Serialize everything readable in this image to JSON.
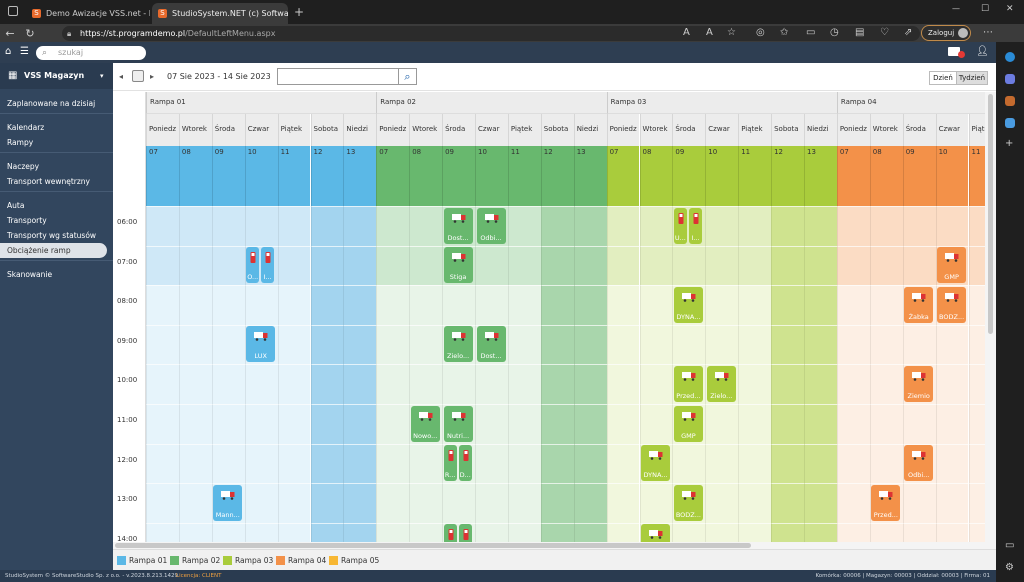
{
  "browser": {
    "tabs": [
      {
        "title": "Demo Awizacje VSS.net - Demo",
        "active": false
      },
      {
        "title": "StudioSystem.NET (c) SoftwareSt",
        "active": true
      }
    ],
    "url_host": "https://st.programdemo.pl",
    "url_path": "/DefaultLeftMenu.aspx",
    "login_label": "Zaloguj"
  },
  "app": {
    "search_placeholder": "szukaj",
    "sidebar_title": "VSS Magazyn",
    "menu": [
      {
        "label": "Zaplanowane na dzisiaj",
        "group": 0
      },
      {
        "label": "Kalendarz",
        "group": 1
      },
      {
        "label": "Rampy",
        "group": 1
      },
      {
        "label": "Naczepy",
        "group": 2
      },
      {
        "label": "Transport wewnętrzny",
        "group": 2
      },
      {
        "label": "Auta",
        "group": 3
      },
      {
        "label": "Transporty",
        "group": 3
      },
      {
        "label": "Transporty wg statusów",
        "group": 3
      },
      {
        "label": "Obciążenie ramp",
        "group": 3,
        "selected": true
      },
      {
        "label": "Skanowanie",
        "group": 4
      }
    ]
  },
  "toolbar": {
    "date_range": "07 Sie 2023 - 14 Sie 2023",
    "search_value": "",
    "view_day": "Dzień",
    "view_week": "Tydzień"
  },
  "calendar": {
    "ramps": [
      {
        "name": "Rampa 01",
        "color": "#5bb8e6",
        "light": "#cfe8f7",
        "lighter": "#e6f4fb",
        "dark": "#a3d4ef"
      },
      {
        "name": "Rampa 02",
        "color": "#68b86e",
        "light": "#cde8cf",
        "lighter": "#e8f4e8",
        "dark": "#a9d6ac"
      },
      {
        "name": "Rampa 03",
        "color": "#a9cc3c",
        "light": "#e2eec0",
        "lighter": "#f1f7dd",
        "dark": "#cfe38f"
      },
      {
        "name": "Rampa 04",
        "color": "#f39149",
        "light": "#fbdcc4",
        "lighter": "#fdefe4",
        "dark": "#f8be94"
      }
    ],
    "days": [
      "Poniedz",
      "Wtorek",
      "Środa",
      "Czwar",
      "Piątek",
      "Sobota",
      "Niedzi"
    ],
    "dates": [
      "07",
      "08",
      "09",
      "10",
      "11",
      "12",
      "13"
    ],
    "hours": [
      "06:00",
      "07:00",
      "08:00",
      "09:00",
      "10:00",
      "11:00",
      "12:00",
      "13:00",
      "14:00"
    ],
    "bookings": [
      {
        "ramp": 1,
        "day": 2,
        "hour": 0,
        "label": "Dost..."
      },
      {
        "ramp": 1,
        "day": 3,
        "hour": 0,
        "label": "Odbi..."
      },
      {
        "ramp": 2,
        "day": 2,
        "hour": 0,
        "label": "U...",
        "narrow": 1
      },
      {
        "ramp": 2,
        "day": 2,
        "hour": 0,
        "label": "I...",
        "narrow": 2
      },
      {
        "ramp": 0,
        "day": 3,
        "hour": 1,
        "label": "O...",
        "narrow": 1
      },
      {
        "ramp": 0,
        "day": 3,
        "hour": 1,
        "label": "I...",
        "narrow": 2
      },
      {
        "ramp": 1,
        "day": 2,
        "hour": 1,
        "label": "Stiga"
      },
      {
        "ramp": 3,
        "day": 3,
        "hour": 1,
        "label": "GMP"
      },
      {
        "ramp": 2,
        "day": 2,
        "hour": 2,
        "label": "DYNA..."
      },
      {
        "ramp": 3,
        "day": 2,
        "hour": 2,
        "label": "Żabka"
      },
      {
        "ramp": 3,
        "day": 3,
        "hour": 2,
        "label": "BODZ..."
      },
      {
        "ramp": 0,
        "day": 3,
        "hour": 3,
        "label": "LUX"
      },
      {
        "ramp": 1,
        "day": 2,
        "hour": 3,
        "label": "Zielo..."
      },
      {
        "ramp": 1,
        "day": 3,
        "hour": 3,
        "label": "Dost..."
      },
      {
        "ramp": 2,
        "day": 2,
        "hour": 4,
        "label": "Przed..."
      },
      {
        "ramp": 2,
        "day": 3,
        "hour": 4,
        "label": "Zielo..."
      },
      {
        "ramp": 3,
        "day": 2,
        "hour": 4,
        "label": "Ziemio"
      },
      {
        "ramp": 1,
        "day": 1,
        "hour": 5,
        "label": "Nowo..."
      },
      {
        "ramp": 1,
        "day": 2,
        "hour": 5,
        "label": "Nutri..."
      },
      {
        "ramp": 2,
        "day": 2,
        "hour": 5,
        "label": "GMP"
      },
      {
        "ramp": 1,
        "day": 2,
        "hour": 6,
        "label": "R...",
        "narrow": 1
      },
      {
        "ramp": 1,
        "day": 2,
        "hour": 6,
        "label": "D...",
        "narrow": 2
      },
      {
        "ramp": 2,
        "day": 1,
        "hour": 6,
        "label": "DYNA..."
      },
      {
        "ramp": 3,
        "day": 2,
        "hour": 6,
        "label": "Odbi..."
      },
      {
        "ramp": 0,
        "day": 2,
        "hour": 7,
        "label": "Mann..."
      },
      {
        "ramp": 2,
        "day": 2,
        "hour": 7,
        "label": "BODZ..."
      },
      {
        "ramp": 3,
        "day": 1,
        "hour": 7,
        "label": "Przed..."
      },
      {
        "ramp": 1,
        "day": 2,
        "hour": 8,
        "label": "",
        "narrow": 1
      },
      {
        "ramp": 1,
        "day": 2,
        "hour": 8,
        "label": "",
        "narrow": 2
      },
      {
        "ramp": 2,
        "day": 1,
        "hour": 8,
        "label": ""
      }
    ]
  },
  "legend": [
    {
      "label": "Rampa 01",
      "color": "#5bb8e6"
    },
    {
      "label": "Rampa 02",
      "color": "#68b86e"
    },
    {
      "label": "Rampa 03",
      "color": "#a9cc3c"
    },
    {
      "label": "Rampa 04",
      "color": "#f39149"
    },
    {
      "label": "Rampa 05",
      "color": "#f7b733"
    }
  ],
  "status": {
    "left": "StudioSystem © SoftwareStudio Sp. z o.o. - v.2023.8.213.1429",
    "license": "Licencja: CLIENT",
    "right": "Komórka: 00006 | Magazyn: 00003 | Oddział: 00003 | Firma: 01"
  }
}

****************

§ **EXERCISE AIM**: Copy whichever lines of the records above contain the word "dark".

§ **ANSWER TO THIS TASK**:
        "dark": "#a3d4ef"
        "dark": "#a9d6ac"
        "dark": "#cfe38f"
        "dark": "#f8be94"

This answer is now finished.